What is expected:
Every line containing the word "this" must be pulled from the records.

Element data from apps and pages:

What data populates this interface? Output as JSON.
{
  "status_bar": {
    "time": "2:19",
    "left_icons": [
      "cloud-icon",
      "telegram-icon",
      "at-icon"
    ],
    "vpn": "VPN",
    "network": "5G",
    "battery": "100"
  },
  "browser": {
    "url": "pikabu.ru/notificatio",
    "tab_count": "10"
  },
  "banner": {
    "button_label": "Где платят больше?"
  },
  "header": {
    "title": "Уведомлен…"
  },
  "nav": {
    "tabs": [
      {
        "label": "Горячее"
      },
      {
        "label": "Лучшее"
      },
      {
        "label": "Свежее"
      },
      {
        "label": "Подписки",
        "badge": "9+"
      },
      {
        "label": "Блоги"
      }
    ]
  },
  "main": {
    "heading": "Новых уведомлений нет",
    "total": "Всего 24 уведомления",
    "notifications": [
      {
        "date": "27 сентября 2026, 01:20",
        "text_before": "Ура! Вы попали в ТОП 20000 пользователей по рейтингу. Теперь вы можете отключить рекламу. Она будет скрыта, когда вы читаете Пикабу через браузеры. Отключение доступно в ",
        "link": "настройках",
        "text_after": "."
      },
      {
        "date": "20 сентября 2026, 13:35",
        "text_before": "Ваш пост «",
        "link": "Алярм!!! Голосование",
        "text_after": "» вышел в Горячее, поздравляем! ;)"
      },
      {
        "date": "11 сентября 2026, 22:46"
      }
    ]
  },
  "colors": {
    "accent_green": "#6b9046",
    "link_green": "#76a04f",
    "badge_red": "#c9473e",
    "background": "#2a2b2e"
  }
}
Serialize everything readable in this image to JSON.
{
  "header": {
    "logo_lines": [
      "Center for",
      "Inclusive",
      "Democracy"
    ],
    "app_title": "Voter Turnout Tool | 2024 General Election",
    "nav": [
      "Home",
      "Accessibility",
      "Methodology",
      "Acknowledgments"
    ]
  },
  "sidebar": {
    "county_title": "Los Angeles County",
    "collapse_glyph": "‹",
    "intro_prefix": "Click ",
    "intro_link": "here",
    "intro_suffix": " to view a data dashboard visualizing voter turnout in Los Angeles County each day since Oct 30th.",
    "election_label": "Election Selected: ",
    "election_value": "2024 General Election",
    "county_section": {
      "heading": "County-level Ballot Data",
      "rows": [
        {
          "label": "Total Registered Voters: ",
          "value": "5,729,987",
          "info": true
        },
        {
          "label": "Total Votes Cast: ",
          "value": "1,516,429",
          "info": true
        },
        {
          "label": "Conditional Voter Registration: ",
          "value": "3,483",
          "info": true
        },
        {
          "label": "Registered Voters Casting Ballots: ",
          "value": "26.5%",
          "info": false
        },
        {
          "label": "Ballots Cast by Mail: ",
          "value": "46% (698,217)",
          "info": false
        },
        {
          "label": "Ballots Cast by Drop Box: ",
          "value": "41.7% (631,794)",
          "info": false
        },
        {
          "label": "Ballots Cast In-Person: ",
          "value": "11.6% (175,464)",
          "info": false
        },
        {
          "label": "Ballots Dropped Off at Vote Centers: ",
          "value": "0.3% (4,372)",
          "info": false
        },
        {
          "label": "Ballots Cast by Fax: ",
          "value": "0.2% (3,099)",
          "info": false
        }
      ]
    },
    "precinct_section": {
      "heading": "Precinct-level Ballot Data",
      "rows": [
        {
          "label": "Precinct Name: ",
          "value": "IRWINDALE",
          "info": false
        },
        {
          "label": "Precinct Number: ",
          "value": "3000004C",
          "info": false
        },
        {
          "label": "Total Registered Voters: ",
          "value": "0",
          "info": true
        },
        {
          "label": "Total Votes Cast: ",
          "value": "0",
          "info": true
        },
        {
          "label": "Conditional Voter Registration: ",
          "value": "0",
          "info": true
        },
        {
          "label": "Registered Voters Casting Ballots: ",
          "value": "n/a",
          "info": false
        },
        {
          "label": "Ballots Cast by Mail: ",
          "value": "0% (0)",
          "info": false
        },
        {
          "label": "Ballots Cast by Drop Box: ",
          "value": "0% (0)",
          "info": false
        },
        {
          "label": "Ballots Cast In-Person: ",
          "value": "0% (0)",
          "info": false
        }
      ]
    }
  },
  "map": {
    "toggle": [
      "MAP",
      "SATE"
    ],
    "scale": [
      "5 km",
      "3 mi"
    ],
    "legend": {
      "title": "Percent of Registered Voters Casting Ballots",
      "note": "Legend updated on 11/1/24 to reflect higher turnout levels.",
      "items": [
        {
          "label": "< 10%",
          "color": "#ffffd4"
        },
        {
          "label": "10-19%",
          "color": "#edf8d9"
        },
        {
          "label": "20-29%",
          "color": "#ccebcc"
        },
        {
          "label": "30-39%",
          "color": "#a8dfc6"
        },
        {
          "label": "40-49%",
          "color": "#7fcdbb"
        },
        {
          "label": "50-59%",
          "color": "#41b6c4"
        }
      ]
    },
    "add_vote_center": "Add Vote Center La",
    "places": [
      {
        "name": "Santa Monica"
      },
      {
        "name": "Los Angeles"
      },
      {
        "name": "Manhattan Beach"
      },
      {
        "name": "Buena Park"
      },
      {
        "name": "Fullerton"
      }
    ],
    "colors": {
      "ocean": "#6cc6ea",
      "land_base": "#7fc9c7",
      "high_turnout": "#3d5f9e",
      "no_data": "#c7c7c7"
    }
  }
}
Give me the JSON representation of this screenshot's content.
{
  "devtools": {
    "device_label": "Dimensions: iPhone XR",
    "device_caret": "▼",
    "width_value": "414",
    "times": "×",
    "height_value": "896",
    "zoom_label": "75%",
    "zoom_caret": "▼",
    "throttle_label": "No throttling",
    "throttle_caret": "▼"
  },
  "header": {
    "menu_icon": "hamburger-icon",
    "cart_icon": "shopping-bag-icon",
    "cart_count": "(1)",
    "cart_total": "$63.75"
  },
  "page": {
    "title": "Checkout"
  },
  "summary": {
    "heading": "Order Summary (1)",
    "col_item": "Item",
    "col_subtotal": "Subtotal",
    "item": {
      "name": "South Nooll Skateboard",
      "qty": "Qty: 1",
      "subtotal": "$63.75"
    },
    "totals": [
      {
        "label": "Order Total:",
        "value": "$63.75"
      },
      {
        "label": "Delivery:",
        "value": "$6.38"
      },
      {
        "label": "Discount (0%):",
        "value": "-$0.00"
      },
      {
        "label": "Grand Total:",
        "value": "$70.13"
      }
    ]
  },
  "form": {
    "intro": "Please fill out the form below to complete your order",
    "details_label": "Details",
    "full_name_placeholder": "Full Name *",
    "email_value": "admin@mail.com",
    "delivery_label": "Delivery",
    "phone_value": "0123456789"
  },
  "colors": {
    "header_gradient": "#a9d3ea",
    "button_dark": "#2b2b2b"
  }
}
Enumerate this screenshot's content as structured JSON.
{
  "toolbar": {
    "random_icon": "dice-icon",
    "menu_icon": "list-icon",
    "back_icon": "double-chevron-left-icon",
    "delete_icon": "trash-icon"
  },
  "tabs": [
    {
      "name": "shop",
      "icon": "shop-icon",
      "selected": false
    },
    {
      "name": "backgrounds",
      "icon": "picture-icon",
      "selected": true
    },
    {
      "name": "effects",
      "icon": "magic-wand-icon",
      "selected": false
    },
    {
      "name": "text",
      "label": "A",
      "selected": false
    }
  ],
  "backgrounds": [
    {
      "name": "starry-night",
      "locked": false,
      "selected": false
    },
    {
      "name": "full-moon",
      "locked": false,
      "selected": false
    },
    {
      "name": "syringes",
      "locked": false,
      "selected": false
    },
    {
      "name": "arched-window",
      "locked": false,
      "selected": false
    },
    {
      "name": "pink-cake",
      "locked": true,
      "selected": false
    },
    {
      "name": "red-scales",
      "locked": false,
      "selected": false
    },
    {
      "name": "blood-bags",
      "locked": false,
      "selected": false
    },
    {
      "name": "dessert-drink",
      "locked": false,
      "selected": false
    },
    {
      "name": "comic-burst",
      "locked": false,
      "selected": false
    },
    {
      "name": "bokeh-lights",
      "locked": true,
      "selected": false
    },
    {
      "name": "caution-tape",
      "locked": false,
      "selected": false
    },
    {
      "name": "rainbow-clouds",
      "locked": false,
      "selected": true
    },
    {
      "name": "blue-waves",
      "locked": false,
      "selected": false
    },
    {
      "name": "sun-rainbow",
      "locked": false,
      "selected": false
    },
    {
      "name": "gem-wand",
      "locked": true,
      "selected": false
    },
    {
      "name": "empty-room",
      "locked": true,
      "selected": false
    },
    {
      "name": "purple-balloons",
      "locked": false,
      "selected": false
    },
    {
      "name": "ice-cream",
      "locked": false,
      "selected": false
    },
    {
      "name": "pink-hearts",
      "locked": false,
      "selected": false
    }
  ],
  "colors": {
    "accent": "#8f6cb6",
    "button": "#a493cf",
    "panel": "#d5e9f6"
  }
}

Result of the exercise:
What data populates this interface? Output as JSON.
Serialize everything readable in this image to JSON.
Give me the JSON representation of this screenshot's content.
Enumerate this screenshot's content as structured JSON.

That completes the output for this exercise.